* _REQUIRED ACTION_: Each line below needs to be returned exactly. Skip any picture.

* _DATA FOR THIS TASK_:
################

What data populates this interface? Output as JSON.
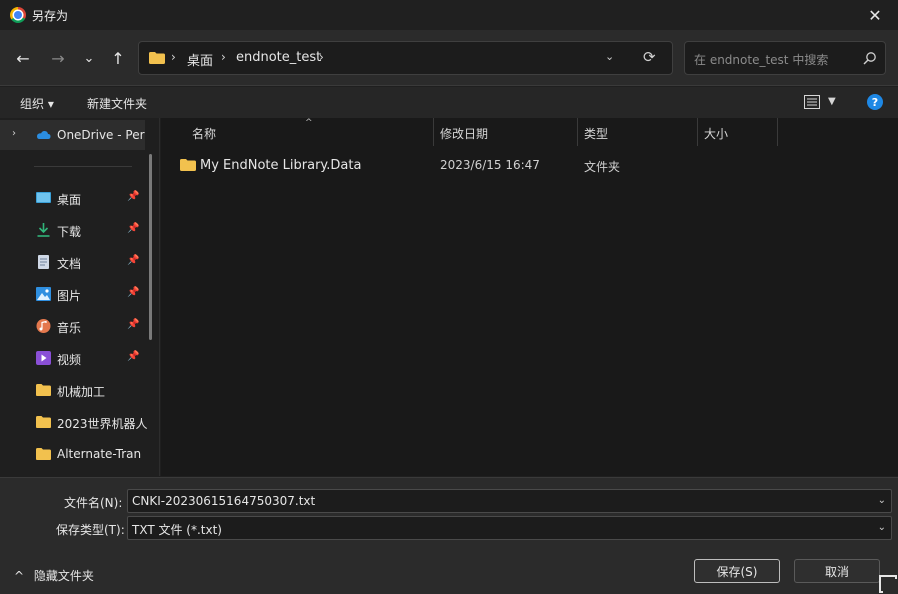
{
  "window": {
    "title": "另存为",
    "close_label": "✕"
  },
  "nav": {
    "back": "←",
    "forward": "→",
    "recent": "⌄",
    "up": "↑",
    "breadcrumb": [
      "桌面",
      "endnote_test"
    ],
    "search_placeholder": "在 endnote_test 中搜索"
  },
  "toolbar": {
    "organize": "组织 ▾",
    "new_folder": "新建文件夹",
    "help": "?"
  },
  "sidebar": {
    "onedrive": "OneDrive - Per",
    "items": [
      {
        "label": "桌面",
        "icon": "desktop-icon",
        "pinned": true
      },
      {
        "label": "下载",
        "icon": "download-icon",
        "pinned": true
      },
      {
        "label": "文档",
        "icon": "document-icon",
        "pinned": true
      },
      {
        "label": "图片",
        "icon": "pictures-icon",
        "pinned": true
      },
      {
        "label": "音乐",
        "icon": "music-icon",
        "pinned": true
      },
      {
        "label": "视频",
        "icon": "video-icon",
        "pinned": true
      },
      {
        "label": "机械加工",
        "icon": "folder-icon",
        "pinned": false
      },
      {
        "label": "2023世界机器人",
        "icon": "folder-icon",
        "pinned": false
      },
      {
        "label": "Alternate-Tran",
        "icon": "folder-icon",
        "pinned": false
      }
    ]
  },
  "columns": {
    "name": "名称",
    "modified": "修改日期",
    "type": "类型",
    "size": "大小"
  },
  "files": [
    {
      "name": "My EndNote Library.Data",
      "modified": "2023/6/15 16:47",
      "type": "文件夹",
      "size": ""
    }
  ],
  "form": {
    "filename_label": "文件名(N):",
    "filename_value": "CNKI-20230615164750307.txt",
    "filetype_label": "保存类型(T):",
    "filetype_value": "TXT 文件 (*.txt)"
  },
  "footer": {
    "hide_folders": "隐藏文件夹",
    "save": "保存(S)",
    "cancel": "取消"
  },
  "colors": {
    "folder": "#f2c14e",
    "accent": "#1e88e5"
  }
}
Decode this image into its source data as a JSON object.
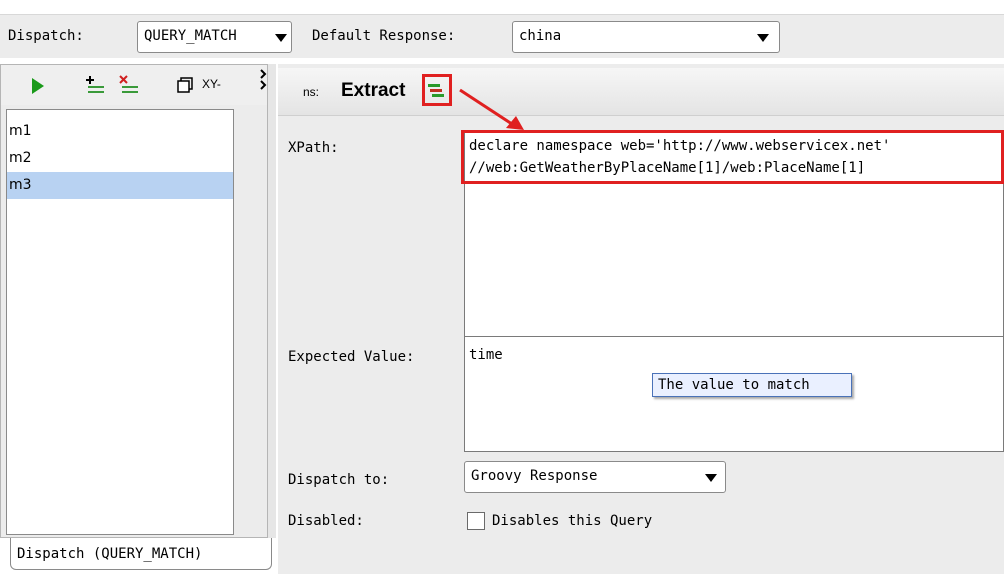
{
  "top": {
    "dispatch_label": "Dispatch:",
    "dispatch_value": "QUERY_MATCH",
    "default_response_label": "Default Response:",
    "default_response_value": "china"
  },
  "left_toolbar": {
    "xy_label": "XY-"
  },
  "list": {
    "items": [
      {
        "label": "m1",
        "selected": false
      },
      {
        "label": "m2",
        "selected": false
      },
      {
        "label": "m3",
        "selected": true
      }
    ]
  },
  "bottom_tab": {
    "label": "Dispatch (QUERY_MATCH)"
  },
  "extract_toolbar": {
    "ns_label": "ns:",
    "extract_label": "Extract"
  },
  "form": {
    "xpath_label": "XPath:",
    "xpath_line1": "declare namespace web='http://www.webservicex.net'",
    "xpath_line2": "//web:GetWeatherByPlaceName[1]/web:PlaceName[1]",
    "expected_label": "Expected Value:",
    "expected_value": "time",
    "tooltip": "The value to match",
    "dispatch_to_label": "Dispatch to:",
    "dispatch_to_value": "Groovy Response",
    "disabled_label": "Disabled:",
    "disabled_checkbox_label": "Disables this Query",
    "disabled_checked": false
  },
  "colors": {
    "highlight": "#e02020",
    "selection": "#b8d2f2",
    "scroll_thumb": "#3b6fbf"
  }
}
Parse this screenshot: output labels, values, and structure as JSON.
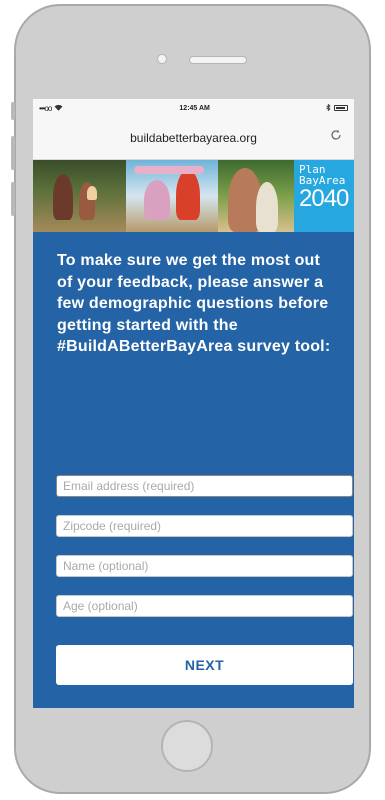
{
  "status_bar": {
    "signal": "•••oo",
    "wifi_icon": "wifi-icon",
    "time": "12:45 AM",
    "bluetooth_icon": "bluetooth-icon",
    "battery_icon": "battery-icon"
  },
  "browser": {
    "url": "buildabetterbayarea.org",
    "reload_icon": "reload-icon"
  },
  "banner": {
    "logo_line1": "Plan",
    "logo_line2": "BayArea",
    "logo_year": "2040"
  },
  "intro_text": "To make sure we get the most out of your feedback, please answer a few demographic questions before getting started with the #BuildABetterBayArea survey tool:",
  "form": {
    "email_placeholder": "Email address (required)",
    "zipcode_placeholder": "Zipcode (required)",
    "name_placeholder": "Name (optional)",
    "age_placeholder": "Age (optional)",
    "next_label": "NEXT"
  },
  "colors": {
    "screen_bg": "#2463a6",
    "logo_bg": "#27a7df",
    "button_text": "#2463a6"
  }
}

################

* _ANSWER BOX_:
What data populates this interface? Output as JSON.
{
  "window": {
    "title": "另存为",
    "close_label": "✕"
  },
  "nav": {
    "back": "←",
    "forward": "→",
    "recent": "⌄",
    "up": "↑",
    "breadcrumb": [
      "桌面",
      "endnote_test"
    ],
    "search_placeholder": "在 endnote_test 中搜索"
  },
  "toolbar": {
    "organize": "组织 ▾",
    "new_folder": "新建文件夹",
    "help": "?"
  },
  "sidebar": {
    "onedrive": "OneDrive - Per",
    "items": [
      {
        "label": "桌面",
        "icon": "desktop-icon",
        "pinned": true
      },
      {
        "label": "下载",
        "icon": "download-icon",
        "pinned": true
      },
      {
        "label": "文档",
        "icon": "document-icon",
        "pinned": true
      },
      {
        "label": "图片",
        "icon": "pictures-icon",
        "pinned": true
      },
      {
        "label": "音乐",
        "icon": "music-icon",
        "pinned": true
      },
      {
        "label": "视频",
        "icon": "video-icon",
        "pinned": true
      },
      {
        "label": "机械加工",
        "icon": "folder-icon",
        "pinned": false
      },
      {
        "label": "2023世界机器人",
        "icon": "folder-icon",
        "pinned": false
      },
      {
        "label": "Alternate-Tran",
        "icon": "folder-icon",
        "pinned": false
      }
    ]
  },
  "columns": {
    "name": "名称",
    "modified": "修改日期",
    "type": "类型",
    "size": "大小"
  },
  "files": [
    {
      "name": "My EndNote Library.Data",
      "modified": "2023/6/15 16:47",
      "type": "文件夹",
      "size": ""
    }
  ],
  "form": {
    "filename_label": "文件名(N):",
    "filename_value": "CNKI-20230615164750307.txt",
    "filetype_label": "保存类型(T):",
    "filetype_value": "TXT 文件 (*.txt)"
  },
  "footer": {
    "hide_folders": "隐藏文件夹",
    "save": "保存(S)",
    "cancel": "取消"
  },
  "colors": {
    "folder": "#f2c14e",
    "accent": "#1e88e5"
  }
}
Decode this image into its source data as a JSON object.
{
  "top": {
    "dispatch_label": "Dispatch:",
    "dispatch_value": "QUERY_MATCH",
    "default_response_label": "Default Response:",
    "default_response_value": "china"
  },
  "left_toolbar": {
    "xy_label": "XY-"
  },
  "list": {
    "items": [
      {
        "label": "m1",
        "selected": false
      },
      {
        "label": "m2",
        "selected": false
      },
      {
        "label": "m3",
        "selected": true
      }
    ]
  },
  "bottom_tab": {
    "label": "Dispatch (QUERY_MATCH)"
  },
  "extract_toolbar": {
    "ns_label": "ns:",
    "extract_label": "Extract"
  },
  "form": {
    "xpath_label": "XPath:",
    "xpath_line1": "declare namespace web='http://www.webservicex.net'",
    "xpath_line2": "//web:GetWeatherByPlaceName[1]/web:PlaceName[1]",
    "expected_label": "Expected Value:",
    "expected_value": "time",
    "tooltip": "The value to match",
    "dispatch_to_label": "Dispatch to:",
    "dispatch_to_value": "Groovy Response",
    "disabled_label": "Disabled:",
    "disabled_checkbox_label": "Disables this Query",
    "disabled_checked": false
  },
  "colors": {
    "highlight": "#e02020",
    "selection": "#b8d2f2",
    "scroll_thumb": "#3b6fbf"
  }
}
Parse this screenshot: output labels, values, and structure as JSON.
{
  "status_bar": {
    "signal": "•••oo",
    "wifi_icon": "wifi-icon",
    "time": "12:45 AM",
    "bluetooth_icon": "bluetooth-icon",
    "battery_icon": "battery-icon"
  },
  "browser": {
    "url": "buildabetterbayarea.org",
    "reload_icon": "reload-icon"
  },
  "banner": {
    "logo_line1": "Plan",
    "logo_line2": "BayArea",
    "logo_year": "2040"
  },
  "intro_text": "To make sure we get the most out of your feedback, please answer a few demographic questions before getting started with the #BuildABetterBayArea survey tool:",
  "form": {
    "email_placeholder": "Email address (required)",
    "zipcode_placeholder": "Zipcode (required)",
    "name_placeholder": "Name (optional)",
    "age_placeholder": "Age (optional)",
    "next_label": "NEXT"
  },
  "colors": {
    "screen_bg": "#2463a6",
    "logo_bg": "#27a7df",
    "button_text": "#2463a6"
  }
}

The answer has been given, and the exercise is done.